* **YOUR GOAL**
Print all the records exactly as they stand.

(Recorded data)
━━━━━━━━━━

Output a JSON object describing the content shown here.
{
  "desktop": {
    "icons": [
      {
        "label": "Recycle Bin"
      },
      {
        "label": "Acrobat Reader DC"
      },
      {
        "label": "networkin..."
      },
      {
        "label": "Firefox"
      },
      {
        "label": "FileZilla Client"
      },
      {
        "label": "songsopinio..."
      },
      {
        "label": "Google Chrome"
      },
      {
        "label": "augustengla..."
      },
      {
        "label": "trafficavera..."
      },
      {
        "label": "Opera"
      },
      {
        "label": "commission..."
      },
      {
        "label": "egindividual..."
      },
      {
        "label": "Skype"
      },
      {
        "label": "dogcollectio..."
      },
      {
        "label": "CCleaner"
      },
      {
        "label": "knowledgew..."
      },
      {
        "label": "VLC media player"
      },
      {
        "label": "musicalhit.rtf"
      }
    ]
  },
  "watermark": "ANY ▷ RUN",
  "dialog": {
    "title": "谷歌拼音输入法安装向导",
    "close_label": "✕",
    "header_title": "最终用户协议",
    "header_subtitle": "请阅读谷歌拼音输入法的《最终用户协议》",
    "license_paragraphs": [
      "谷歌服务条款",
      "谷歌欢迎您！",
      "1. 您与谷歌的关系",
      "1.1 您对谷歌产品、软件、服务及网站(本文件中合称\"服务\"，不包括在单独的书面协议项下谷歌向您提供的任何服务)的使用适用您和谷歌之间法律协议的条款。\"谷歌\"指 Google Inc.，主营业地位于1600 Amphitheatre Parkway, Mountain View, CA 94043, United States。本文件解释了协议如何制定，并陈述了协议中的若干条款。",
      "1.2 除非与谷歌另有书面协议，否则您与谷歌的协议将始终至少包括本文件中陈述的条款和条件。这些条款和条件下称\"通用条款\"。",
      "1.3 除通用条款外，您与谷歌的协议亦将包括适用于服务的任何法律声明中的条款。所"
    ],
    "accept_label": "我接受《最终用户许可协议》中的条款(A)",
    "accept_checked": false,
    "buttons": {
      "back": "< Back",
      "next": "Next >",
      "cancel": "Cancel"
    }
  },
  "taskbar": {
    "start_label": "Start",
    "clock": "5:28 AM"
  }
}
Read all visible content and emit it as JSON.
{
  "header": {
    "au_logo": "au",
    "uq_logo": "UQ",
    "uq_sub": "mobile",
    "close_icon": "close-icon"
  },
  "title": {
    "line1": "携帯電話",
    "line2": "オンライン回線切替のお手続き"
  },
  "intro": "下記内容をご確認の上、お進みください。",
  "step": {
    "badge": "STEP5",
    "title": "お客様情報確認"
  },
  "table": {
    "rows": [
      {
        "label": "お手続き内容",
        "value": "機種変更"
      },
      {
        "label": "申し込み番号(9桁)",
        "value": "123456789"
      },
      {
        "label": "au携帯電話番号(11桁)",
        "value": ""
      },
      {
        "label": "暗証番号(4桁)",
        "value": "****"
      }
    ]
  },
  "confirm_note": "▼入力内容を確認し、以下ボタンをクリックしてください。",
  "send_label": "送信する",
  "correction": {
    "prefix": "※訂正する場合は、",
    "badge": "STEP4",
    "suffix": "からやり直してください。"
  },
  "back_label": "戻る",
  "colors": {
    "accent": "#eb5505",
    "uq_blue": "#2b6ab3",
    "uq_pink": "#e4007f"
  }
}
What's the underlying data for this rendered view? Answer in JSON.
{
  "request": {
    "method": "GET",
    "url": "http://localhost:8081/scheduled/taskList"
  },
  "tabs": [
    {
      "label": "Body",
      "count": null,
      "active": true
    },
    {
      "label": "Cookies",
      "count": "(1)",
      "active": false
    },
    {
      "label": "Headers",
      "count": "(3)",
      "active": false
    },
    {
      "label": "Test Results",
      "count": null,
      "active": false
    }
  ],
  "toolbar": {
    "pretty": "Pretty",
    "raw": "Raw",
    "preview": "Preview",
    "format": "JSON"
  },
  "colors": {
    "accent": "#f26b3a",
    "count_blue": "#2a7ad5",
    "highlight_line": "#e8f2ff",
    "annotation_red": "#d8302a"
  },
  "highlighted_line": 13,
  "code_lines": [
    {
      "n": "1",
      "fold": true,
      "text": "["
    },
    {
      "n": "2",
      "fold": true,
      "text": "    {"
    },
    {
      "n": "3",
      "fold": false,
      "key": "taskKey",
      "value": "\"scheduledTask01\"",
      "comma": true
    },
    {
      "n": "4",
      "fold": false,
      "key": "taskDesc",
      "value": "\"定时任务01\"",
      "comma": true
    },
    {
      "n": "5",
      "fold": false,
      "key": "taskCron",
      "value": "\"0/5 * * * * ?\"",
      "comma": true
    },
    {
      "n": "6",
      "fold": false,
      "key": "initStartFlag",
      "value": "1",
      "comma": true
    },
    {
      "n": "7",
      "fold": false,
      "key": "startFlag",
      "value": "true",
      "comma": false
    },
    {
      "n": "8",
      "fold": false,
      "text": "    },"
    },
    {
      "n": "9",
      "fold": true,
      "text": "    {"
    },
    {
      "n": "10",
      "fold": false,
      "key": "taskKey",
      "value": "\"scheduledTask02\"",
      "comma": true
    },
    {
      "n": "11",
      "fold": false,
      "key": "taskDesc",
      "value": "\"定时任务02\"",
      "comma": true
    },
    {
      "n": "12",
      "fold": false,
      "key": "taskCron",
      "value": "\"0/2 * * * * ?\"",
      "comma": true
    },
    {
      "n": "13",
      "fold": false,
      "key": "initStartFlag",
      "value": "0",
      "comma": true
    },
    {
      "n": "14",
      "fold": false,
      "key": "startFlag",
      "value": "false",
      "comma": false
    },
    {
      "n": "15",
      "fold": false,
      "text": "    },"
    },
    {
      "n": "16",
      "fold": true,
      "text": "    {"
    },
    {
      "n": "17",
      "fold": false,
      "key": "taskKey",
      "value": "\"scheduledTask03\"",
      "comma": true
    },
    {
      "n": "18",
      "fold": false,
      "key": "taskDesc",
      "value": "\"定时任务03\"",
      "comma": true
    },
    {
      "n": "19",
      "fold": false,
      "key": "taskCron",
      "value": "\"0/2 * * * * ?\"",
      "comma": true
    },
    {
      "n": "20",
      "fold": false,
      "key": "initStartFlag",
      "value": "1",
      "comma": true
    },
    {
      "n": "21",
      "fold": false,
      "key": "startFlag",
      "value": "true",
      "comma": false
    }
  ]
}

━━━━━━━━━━

* **WRITTEN SOLUTION**
Output a JSON object describing the content shown here.
{
  "desktop": {
    "icons": [
      {
        "label": "Recycle Bin"
      },
      {
        "label": "Acrobat Reader DC"
      },
      {
        "label": "networkin..."
      },
      {
        "label": "Firefox"
      },
      {
        "label": "FileZilla Client"
      },
      {
        "label": "songsopinio..."
      },
      {
        "label": "Google Chrome"
      },
      {
        "label": "augustengla..."
      },
      {
        "label": "trafficavera..."
      },
      {
        "label": "Opera"
      },
      {
        "label": "commission..."
      },
      {
        "label": "egindividual..."
      },
      {
        "label": "Skype"
      },
      {
        "label": "dogcollectio..."
      },
      {
        "label": "CCleaner"
      },
      {
        "label": "knowledgew..."
      },
      {
        "label": "VLC media player"
      },
      {
        "label": "musicalhit.rtf"
      }
    ]
  },
  "watermark": "ANY ▷ RUN",
  "dialog": {
    "title": "谷歌拼音输入法安装向导",
    "close_label": "✕",
    "header_title": "最终用户协议",
    "header_subtitle": "请阅读谷歌拼音输入法的《最终用户协议》",
    "license_paragraphs": [
      "谷歌服务条款",
      "谷歌欢迎您！",
      "1. 您与谷歌的关系",
      "1.1 您对谷歌产品、软件、服务及网站(本文件中合称\"服务\"，不包括在单独的书面协议项下谷歌向您提供的任何服务)的使用适用您和谷歌之间法律协议的条款。\"谷歌\"指 Google Inc.，主营业地位于1600 Amphitheatre Parkway, Mountain View, CA 94043, United States。本文件解释了协议如何制定，并陈述了协议中的若干条款。",
      "1.2 除非与谷歌另有书面协议，否则您与谷歌的协议将始终至少包括本文件中陈述的条款和条件。这些条款和条件下称\"通用条款\"。",
      "1.3 除通用条款外，您与谷歌的协议亦将包括适用于服务的任何法律声明中的条款。所"
    ],
    "accept_label": "我接受《最终用户许可协议》中的条款(A)",
    "accept_checked": false,
    "buttons": {
      "back": "< Back",
      "next": "Next >",
      "cancel": "Cancel"
    }
  },
  "taskbar": {
    "start_label": "Start",
    "clock": "5:28 AM"
  }
}
Read all visible content and emit it as JSON.
{
  "header": {
    "au_logo": "au",
    "uq_logo": "UQ",
    "uq_sub": "mobile",
    "close_icon": "close-icon"
  },
  "title": {
    "line1": "携帯電話",
    "line2": "オンライン回線切替のお手続き"
  },
  "intro": "下記内容をご確認の上、お進みください。",
  "step": {
    "badge": "STEP5",
    "title": "お客様情報確認"
  },
  "table": {
    "rows": [
      {
        "label": "お手続き内容",
        "value": "機種変更"
      },
      {
        "label": "申し込み番号(9桁)",
        "value": "123456789"
      },
      {
        "label": "au携帯電話番号(11桁)",
        "value": ""
      },
      {
        "label": "暗証番号(4桁)",
        "value": "****"
      }
    ]
  },
  "confirm_note": "▼入力内容を確認し、以下ボタンをクリックしてください。",
  "send_label": "送信する",
  "correction": {
    "prefix": "※訂正する場合は、",
    "badge": "STEP4",
    "suffix": "からやり直してください。"
  },
  "back_label": "戻る",
  "colors": {
    "accent": "#eb5505",
    "uq_blue": "#2b6ab3",
    "uq_pink": "#e4007f"
  }
}
What's the underlying data for this rendered view? Answer in JSON.
{
  "request": {
    "method": "GET",
    "url": "http://localhost:8081/scheduled/taskList"
  },
  "tabs": [
    {
      "label": "Body",
      "count": null,
      "active": true
    },
    {
      "label": "Cookies",
      "count": "(1)",
      "active": false
    },
    {
      "label": "Headers",
      "count": "(3)",
      "active": false
    },
    {
      "label": "Test Results",
      "count": null,
      "active": false
    }
  ],
  "toolbar": {
    "pretty": "Pretty",
    "raw": "Raw",
    "preview": "Preview",
    "format": "JSON"
  },
  "colors": {
    "accent": "#f26b3a",
    "count_blue": "#2a7ad5",
    "highlight_line": "#e8f2ff",
    "annotation_red": "#d8302a"
  },
  "highlighted_line": 13,
  "code_lines": [
    {
      "n": "1",
      "fold": true,
      "text": "["
    },
    {
      "n": "2",
      "fold": true,
      "text": "    {"
    },
    {
      "n": "3",
      "fold": false,
      "key": "taskKey",
      "value": "\"scheduledTask01\"",
      "comma": true
    },
    {
      "n": "4",
      "fold": false,
      "key": "taskDesc",
      "value": "\"定时任务01\"",
      "comma": true
    },
    {
      "n": "5",
      "fold": false,
      "key": "taskCron",
      "value": "\"0/5 * * * * ?\"",
      "comma": true
    },
    {
      "n": "6",
      "fold": false,
      "key": "initStartFlag",
      "value": "1",
      "comma": true
    },
    {
      "n": "7",
      "fold": false,
      "key": "startFlag",
      "value": "true",
      "comma": false
    },
    {
      "n": "8",
      "fold": false,
      "text": "    },"
    },
    {
      "n": "9",
      "fold": true,
      "text": "    {"
    },
    {
      "n": "10",
      "fold": false,
      "key": "taskKey",
      "value": "\"scheduledTask02\"",
      "comma": true
    },
    {
      "n": "11",
      "fold": false,
      "key": "taskDesc",
      "value": "\"定时任务02\"",
      "comma": true
    },
    {
      "n": "12",
      "fold": false,
      "key": "taskCron",
      "value": "\"0/2 * * * * ?\"",
      "comma": true
    },
    {
      "n": "13",
      "fold": false,
      "key": "initStartFlag",
      "value": "0",
      "comma": true
    },
    {
      "n": "14",
      "fold": false,
      "key": "startFlag",
      "value": "false",
      "comma": false
    },
    {
      "n": "15",
      "fold": false,
      "text": "    },"
    },
    {
      "n": "16",
      "fold": true,
      "text": "    {"
    },
    {
      "n": "17",
      "fold": false,
      "key": "taskKey",
      "value": "\"scheduledTask03\"",
      "comma": true
    },
    {
      "n": "18",
      "fold": false,
      "key": "taskDesc",
      "value": "\"定时任务03\"",
      "comma": true
    },
    {
      "n": "19",
      "fold": false,
      "key": "taskCron",
      "value": "\"0/2 * * * * ?\"",
      "comma": true
    },
    {
      "n": "20",
      "fold": false,
      "key": "initStartFlag",
      "value": "1",
      "comma": true
    },
    {
      "n": "21",
      "fold": false,
      "key": "startFlag",
      "value": "true",
      "comma": false
    }
  ]
}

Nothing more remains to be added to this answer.